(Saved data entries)
◆ ◆ ◆

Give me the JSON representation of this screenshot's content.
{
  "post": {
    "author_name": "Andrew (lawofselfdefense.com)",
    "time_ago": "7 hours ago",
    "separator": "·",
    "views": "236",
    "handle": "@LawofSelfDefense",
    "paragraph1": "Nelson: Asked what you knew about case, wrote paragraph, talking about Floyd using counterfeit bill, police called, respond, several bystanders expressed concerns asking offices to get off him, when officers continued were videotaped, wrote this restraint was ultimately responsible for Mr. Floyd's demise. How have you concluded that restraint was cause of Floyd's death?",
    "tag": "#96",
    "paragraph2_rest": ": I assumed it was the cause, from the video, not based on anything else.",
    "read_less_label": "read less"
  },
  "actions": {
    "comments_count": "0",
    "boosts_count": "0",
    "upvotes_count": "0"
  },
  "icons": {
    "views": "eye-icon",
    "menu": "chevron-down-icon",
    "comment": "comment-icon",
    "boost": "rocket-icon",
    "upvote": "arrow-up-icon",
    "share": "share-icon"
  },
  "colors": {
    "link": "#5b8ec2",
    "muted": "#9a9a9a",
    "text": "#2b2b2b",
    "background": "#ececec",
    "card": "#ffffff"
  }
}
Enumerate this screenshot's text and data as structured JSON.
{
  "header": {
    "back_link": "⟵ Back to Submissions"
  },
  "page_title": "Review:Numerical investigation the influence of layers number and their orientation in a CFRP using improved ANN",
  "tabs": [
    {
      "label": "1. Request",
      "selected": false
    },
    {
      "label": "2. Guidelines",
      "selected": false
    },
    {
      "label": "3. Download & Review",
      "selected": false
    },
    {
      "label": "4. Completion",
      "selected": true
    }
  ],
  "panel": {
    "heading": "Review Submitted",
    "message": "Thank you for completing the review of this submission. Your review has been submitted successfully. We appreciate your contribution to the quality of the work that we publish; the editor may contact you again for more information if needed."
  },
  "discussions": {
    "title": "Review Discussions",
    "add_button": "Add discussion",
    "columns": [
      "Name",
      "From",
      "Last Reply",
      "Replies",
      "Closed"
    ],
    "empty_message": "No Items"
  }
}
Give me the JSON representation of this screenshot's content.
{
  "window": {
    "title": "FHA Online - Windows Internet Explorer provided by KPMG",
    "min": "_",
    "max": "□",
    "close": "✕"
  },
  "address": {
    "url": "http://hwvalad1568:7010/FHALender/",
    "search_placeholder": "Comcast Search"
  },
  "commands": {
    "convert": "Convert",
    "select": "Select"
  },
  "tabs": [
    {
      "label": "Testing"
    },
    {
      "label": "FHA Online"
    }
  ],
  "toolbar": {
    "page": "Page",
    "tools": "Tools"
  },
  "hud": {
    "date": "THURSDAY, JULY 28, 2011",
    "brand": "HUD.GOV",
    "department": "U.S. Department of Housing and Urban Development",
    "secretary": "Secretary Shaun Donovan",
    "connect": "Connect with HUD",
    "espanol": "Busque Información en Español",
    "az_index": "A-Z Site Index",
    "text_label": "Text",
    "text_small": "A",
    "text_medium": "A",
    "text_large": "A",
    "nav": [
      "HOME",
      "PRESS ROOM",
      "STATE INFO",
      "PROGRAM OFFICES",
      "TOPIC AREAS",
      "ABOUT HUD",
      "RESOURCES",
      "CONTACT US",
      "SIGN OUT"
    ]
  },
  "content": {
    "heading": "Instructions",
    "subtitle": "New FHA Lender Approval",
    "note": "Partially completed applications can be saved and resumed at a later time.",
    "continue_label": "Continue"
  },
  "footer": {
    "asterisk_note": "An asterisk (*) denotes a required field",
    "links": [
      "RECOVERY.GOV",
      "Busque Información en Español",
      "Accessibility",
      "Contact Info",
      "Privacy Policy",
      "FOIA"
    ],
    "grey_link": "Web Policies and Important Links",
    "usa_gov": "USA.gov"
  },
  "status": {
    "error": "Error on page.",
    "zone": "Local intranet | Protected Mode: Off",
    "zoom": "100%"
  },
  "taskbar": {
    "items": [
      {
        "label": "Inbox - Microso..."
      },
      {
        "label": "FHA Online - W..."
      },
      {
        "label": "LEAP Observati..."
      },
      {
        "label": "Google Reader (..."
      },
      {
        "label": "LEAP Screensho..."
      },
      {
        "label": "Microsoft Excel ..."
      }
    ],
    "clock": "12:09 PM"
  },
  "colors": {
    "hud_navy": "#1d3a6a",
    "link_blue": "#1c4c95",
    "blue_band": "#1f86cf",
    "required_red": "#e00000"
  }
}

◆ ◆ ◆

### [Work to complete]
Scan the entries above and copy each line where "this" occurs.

### [Problem solution]
Give me the JSON representation of this screenshot's content.
    "paragraph1": "Nelson: Asked what you knew about case, wrote paragraph, talking about Floyd using counterfeit bill, police called, respond, several bystanders expressed concerns asking offices to get off him, when officers continued were videotaped, wrote this restraint was ultimately responsible for Mr. Floyd's demise. How have you concluded that restraint was cause of Floyd's death?",
Enumerate this screenshot's text and data as structured JSON.
    "message": "Thank you for completing the review of this submission. Your review has been submitted successfully. We appreciate your contribution to the quality of the work that we publish; the editor may contact you again for more information if needed."
Give me the JSON representation of this screenshot's content.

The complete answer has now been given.